Component data from apps and pages

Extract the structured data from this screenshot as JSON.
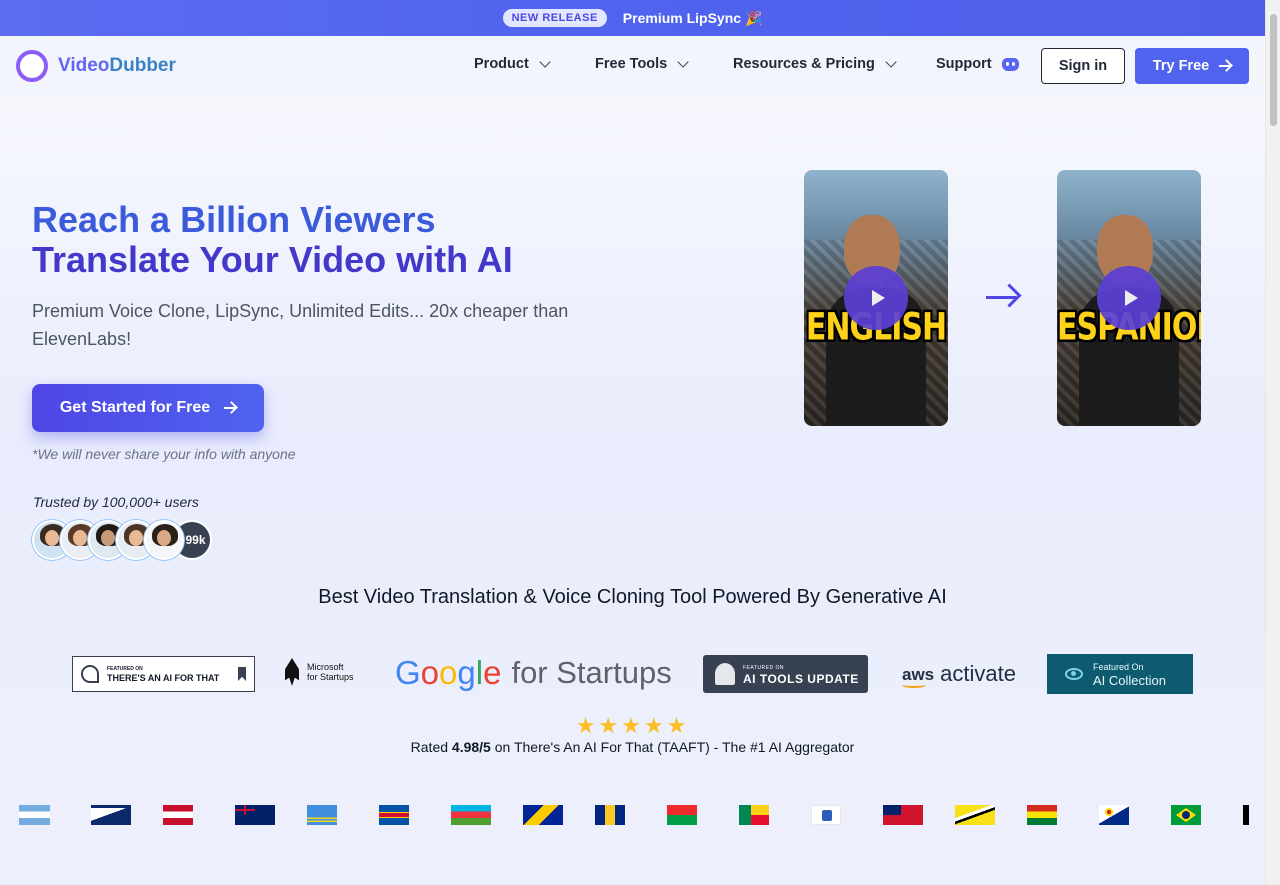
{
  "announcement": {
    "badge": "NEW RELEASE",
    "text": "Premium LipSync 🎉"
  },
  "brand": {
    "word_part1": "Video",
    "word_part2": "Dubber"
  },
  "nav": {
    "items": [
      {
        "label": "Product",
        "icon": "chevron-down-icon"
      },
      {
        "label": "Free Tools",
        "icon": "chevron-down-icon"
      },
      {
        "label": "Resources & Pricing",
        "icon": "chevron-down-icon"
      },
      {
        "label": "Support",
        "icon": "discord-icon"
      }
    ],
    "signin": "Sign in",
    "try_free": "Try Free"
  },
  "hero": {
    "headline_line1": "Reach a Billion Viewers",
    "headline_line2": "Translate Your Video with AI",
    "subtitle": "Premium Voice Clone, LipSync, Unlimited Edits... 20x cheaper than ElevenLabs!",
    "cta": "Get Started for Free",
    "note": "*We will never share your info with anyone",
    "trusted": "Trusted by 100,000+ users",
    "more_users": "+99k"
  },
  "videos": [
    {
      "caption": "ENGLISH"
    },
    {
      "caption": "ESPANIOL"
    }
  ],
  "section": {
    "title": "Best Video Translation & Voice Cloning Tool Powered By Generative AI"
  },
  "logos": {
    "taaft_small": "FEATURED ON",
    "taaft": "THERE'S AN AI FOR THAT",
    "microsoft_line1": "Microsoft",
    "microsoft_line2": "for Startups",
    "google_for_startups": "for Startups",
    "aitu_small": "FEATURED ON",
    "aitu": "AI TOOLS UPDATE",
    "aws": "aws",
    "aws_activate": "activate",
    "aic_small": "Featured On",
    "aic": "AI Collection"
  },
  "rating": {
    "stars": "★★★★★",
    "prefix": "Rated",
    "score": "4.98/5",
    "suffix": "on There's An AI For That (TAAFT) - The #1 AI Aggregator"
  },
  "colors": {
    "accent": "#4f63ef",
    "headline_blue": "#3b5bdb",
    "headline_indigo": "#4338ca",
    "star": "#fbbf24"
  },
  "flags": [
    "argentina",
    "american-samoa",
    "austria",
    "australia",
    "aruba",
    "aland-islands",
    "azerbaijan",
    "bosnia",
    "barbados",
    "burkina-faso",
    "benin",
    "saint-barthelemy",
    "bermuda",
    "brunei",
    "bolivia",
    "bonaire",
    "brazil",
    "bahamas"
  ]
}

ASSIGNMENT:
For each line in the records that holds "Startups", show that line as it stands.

EXERCISE RESPONSE:
    "microsoft_line2": "for Startups",
    "google_for_startups": "for Startups",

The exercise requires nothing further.